Following the chemical pretreatment, the canoe is likely to spend at least six months in Texas A&M’s archaeological freeze dryer, the largest in this hemisphere, if not the world, where the moisture is turned directly from ice to gas, bypassing the liquid state, by a process called sublimation. Artifacts are rolled through a hatch door at the front of the 40-by-8-foot dryer on a railroad-like track. The computer-driven rectangular box freezes its contents to 45 degrees below zero, and a vacuum pulls the moisture to a series of vertical plates cooled to minus 50 or 60 degrees at the back of the unit where the moisture condensates as ice. The plates, which hold a total of 150 kilograms of ice, are defrosted and the process is repeated until all of the moisture is removed from the artifacts. For investigative purposes, the lab is most likely going to produce a 3-D laser scan of the canoe and print an exact 3-D model in a contrasting color to replace the missing portion of the canoe’s side wall.

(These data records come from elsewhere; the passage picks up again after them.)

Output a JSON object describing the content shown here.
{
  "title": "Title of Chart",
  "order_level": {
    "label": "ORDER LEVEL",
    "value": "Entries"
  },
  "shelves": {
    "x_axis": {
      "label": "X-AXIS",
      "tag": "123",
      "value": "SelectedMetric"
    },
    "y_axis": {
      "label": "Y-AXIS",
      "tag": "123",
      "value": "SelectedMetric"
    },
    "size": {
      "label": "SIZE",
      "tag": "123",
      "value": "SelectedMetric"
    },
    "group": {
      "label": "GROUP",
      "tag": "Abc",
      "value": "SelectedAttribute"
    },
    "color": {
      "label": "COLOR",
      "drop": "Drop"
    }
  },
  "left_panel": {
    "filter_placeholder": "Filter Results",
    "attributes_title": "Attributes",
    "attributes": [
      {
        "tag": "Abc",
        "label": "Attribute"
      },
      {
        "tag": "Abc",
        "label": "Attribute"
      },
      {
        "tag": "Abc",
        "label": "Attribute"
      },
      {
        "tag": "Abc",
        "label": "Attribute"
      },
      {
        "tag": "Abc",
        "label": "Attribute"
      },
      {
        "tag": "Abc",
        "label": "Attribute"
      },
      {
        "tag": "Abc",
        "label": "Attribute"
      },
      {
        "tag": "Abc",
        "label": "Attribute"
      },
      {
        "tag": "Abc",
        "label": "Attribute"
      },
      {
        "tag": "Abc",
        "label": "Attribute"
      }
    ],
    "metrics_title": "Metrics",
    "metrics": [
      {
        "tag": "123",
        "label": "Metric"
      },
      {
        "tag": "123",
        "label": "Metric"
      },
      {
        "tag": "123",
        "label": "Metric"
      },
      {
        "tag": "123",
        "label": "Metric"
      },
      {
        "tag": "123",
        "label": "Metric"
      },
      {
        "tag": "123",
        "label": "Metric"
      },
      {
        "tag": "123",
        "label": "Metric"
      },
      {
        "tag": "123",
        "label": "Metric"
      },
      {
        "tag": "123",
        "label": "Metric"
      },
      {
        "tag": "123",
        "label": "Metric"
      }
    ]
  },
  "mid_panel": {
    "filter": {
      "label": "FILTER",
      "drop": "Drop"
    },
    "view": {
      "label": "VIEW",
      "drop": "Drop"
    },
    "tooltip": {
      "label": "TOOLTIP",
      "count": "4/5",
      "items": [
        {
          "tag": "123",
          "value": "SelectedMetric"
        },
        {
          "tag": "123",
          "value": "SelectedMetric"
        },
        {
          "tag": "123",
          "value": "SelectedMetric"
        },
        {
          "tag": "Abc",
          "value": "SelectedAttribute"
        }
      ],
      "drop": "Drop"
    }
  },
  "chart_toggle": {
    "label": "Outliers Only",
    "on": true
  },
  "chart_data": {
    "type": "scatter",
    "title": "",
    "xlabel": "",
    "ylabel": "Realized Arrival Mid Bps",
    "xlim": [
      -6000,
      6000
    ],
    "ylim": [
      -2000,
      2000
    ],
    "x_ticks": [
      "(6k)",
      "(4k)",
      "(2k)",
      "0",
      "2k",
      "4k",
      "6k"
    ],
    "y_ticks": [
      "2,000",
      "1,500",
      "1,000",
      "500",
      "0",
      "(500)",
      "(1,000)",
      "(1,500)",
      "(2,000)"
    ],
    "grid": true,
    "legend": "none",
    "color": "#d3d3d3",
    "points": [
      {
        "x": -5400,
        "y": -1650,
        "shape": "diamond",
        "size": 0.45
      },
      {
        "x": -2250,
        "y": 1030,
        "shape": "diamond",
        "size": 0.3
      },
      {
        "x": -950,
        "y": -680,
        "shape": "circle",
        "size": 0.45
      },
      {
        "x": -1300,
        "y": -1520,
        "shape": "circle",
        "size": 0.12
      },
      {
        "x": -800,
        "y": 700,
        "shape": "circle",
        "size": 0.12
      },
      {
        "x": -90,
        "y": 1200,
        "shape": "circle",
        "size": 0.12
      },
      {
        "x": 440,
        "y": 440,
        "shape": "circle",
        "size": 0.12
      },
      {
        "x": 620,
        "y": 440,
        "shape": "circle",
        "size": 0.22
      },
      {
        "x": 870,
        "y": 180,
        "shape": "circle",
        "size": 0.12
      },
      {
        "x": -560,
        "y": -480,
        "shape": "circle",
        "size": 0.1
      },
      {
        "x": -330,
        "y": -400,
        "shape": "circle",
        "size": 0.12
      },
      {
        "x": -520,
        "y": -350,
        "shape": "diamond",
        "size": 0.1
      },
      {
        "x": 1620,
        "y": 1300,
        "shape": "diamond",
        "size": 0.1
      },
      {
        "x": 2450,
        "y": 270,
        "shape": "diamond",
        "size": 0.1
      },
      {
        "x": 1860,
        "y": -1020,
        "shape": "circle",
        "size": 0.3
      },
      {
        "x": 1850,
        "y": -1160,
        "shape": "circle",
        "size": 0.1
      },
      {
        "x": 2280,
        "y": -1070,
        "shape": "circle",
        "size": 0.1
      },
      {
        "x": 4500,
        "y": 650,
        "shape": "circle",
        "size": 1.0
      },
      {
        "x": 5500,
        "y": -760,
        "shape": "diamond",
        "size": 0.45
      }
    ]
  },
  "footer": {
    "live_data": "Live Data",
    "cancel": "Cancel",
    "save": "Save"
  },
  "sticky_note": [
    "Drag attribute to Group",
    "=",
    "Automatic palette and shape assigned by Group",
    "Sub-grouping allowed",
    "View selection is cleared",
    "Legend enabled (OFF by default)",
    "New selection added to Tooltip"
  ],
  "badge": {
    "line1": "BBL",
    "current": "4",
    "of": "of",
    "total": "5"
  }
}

The majority of the artifacts that the lab conserves become museum exhibits that are interpreted by archeologists rather than put away on a shelf, Hamilton said. While the canoe’s final destination in Louisiana is undetermined, the plan is ultimately to display the archeological gem in that area for present and future generations of residents to enjoy.
“If you look at it just as an object, it’s a phenomenal artifact because of its size, and it’s so well preserved,” McGimsey said. “We almost never find things like this.”
Media contact: Peter Fix, watercraft conservator at the Conservation Research Lab at Texas A&M, (979) 845-6397 or email@example.com; or Elena Watts, Division of Marketing & Communications, (979) 458-8412 or firstname.lastname@example.org